Please use this identifier to cite or link to this item:
Title: Urbanization and Locality: Strengthening Identity and Sustainability by Site-Specific Planning and Design
Authors: Fang Wang Martin Prominski
Keywords: Local Development
Issue Date: 2016
Publisher: Springer
Description: Urbanization, an irreversible trend in the economic and social development of humankind, can be regarded as an important index of prosperity and social progress in the country and region. Processes of urbanization yield many positive effects, but especially in phases of rapid urbanization, certain qualities are in danger of being neglected or overrun by the sheer forces of the processes. Locality, which refers to the specific natural and cultural characteristics of a place, is one such endangered quality. An increasing number of contemporary urbanization projects look the same; they do not address the local character of the site, which leads to urban areas with a low identity. Residents have a difficult time identifying with their environment in these new districts, a phenomenon that decreases the quality of living. In this book, researchers from Germany and China address the topics of urbanization and locality and then determine how identity and sustainability can be strengthened by site-specific design and planning. Pairing these two countries is relevant because both represent different stages in the urbanization process, leading to different problem definitions and solutions. Germany is a developed country where the urbanization rate has stabilized at a high level, whereas China is a developing country currently in a stage of rapid urbanization. Germany, as one of the world’s most highly urbanized countries, already saw two periods of rapid urbanization (at the end of the nineteenth century and after World War II) and is currently implementing subtle strategies to achieve identity and sustainability in urban planning.

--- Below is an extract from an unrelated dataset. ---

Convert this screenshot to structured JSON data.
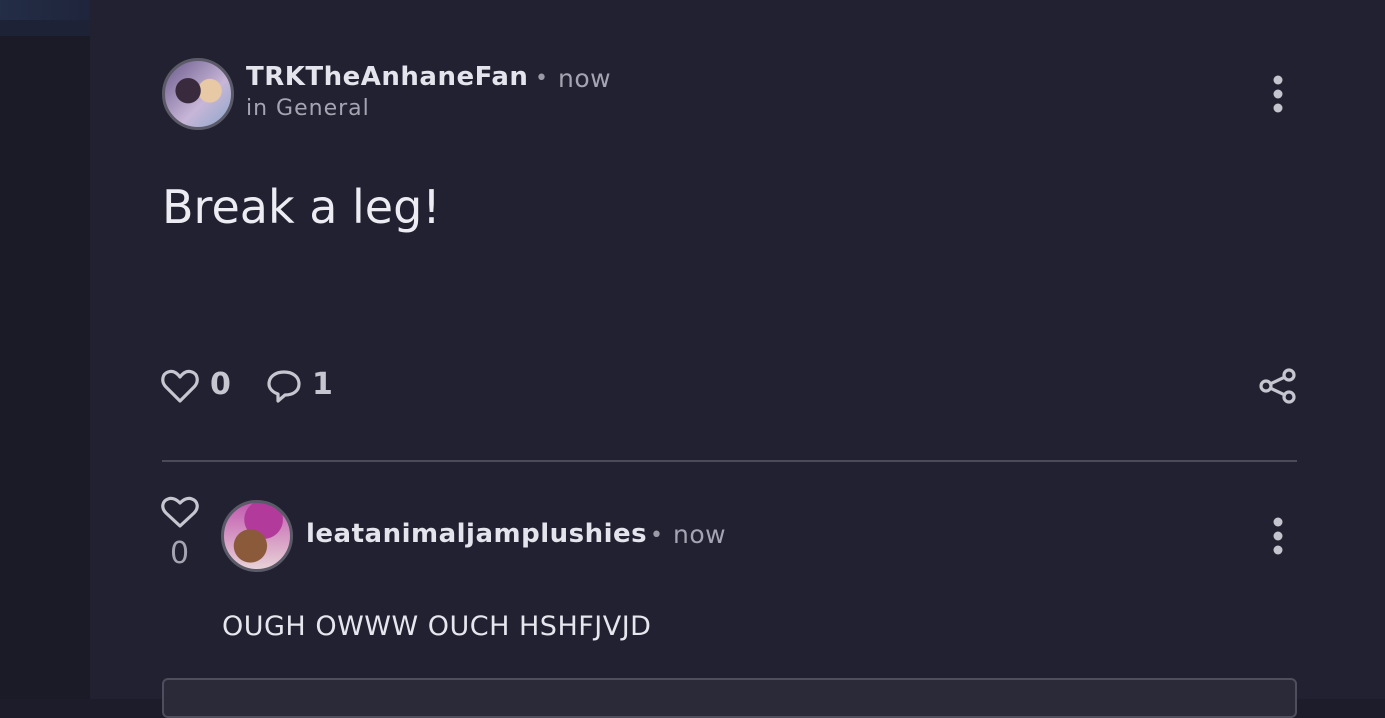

ISBN: 978-3-662-48494-4
Appears in Collections:Regional and Local Development Studies

Files in This Item:
File Description SizeFormat 
190.pdf.pdf24.05 MBAdobe PDFView/Open

Items in DSpace are protected by copyright, with all rights reserved, unless otherwise indicated.